In either vertical orientation, the sand falls as long as there is some in the top. When the hourglass is horizontal, the LEDs settle just like real sand does. [Ty and Gig] achieved this with a whole lot of code that breaks the animation frames into structure arrays.
By contrast, the hardware part of this build is fairly simple: all that’s needed to replicate this build is some RGB LEDs a beefy power supply to drive them, an accelerometer, and a microcontroller.
[Ty and Gig] were planning to use an ESP8266, but misplaced it and went with an Arduino Mega instead. (You know what they say — buy a replacement and the one you lost will turn up almost immediately.) The beautiful frame is made from leftover purpleheart, a hardwood that turns purple with exposure to air. Check out the build video after the break.
There aren’t really any surprises inside — the lamp is operated via capsense by touching the center of the top. Three NeoPixel rings and an RGB LED strip provide the lighting, and an Arduino UNO runs the show. [Qttting_F] used an inexpensive ceramic bowl with a piece of acrylic for a lid, but this could just as easily be printed in white PLA or something. Check it out in action after the break.
When [tnjyoung] was asked to build a huge lighted clock for a high school theater’s production of Cinderella with only two weeks before opening night, he probably wished for a fairy godmother of his own to show up and do it for him. But he and his team pulled it off, and it looks amazing. That medallion in the middle? It was laid out painstakingly by hand, using electrical tape.

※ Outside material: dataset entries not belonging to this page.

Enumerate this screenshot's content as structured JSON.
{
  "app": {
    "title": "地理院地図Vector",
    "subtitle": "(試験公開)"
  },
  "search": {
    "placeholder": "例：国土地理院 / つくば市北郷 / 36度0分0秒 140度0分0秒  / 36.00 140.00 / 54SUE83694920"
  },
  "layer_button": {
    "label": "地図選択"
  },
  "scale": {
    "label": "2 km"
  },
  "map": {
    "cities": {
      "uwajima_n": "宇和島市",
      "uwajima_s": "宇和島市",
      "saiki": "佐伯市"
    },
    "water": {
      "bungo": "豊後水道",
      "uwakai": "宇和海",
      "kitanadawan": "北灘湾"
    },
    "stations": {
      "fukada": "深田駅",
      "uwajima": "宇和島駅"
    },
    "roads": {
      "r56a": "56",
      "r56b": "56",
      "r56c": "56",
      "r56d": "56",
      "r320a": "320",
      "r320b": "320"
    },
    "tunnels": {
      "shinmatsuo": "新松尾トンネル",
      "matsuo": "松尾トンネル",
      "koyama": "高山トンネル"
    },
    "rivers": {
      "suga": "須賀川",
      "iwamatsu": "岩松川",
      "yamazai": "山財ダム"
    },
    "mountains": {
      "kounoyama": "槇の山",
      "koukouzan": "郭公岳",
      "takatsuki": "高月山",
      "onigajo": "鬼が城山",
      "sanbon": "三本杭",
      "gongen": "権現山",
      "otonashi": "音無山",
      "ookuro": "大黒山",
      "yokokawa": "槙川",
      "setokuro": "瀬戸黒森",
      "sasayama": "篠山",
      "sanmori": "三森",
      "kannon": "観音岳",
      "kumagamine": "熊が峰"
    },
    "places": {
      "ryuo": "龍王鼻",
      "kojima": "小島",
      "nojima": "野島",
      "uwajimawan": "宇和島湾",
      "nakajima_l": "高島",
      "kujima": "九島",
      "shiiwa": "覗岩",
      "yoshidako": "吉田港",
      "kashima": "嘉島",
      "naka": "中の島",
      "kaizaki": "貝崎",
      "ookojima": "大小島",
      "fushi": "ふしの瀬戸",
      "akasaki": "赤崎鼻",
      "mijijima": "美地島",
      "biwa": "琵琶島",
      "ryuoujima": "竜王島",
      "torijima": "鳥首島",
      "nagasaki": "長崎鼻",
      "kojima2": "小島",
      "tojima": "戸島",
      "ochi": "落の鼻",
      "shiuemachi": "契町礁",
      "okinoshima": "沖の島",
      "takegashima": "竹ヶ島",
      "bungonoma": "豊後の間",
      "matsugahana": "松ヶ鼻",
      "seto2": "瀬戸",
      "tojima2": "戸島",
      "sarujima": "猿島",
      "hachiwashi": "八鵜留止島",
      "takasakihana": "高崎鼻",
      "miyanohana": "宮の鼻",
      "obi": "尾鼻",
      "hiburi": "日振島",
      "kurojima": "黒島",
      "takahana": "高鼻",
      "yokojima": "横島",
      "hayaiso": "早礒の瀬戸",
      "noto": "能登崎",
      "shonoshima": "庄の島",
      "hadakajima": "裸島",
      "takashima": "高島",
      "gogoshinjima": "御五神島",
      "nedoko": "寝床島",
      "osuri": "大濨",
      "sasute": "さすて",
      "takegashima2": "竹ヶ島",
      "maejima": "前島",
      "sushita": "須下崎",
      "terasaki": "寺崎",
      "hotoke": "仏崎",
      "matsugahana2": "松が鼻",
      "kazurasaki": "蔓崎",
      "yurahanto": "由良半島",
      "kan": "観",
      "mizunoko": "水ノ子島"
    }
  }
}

This thing is 12 feet wide and weighs more than 500 pounds. Even so, it isn’t a permanent set piece, so it has to move up and down throughout the show on airplane cables. Now for the minutiae: there’s an Arduino Uno with built-in Wi-Fi that receives UDP commands from a phone to raise and lower the clock at the appropriate times. The ‘duino is also controlling two stepper motors, one for the hour hand and one for the minute hand.
Time is almost a minor character in the story of Cinderella, since she has to get back by midnight. Because of this, [tnjyoung] programmed a dozen or so time cues that move the steppers at various speeds to achieve different effects, like time flying by as she dances the night away with the Prince. Hour you still just sitting there? Sweep past the break to watch the build process fly by in a matter of minutes.
When we last saw [isaac879]’s levitating RGB time fountain, it was made of wood which meant that it would absorb water and didn’t really show off the effect very well. His new version solves this problem with an acrylic case, new PCB and an updated circuit.
Like the original, this project drops water past strobing RGB LEDs creating an illusion of levitating, undulating colored water droplets. The pump at the top creates the droplets, but the timing has a tendency to drift over time. He thus implemented a PID controller to manage the pump’s drip rate, which was done by having the droplets pass by an infrared diode connected to an ATTiny85. The ’85 used the diode and PWM to control the pump motor speed and communicated to the Arduino over I2C.
The video shown below shows the whole process of designing and building the new time fountain. Everything from circuit and PCB design to 3D printing to assembly is shown along with narration describing what’s going on in case you want to build one yourself. If you do, all the files and components required are listed in the info section of the video.
There’s more that [isaac879] wants to do to improve the time fountain, but V2 looks great. It’s sleeker and smaller than the original and solves some of the design issues of the first. For more inspiration, check out some of the other levitating water fountain projects that have been posted over the years.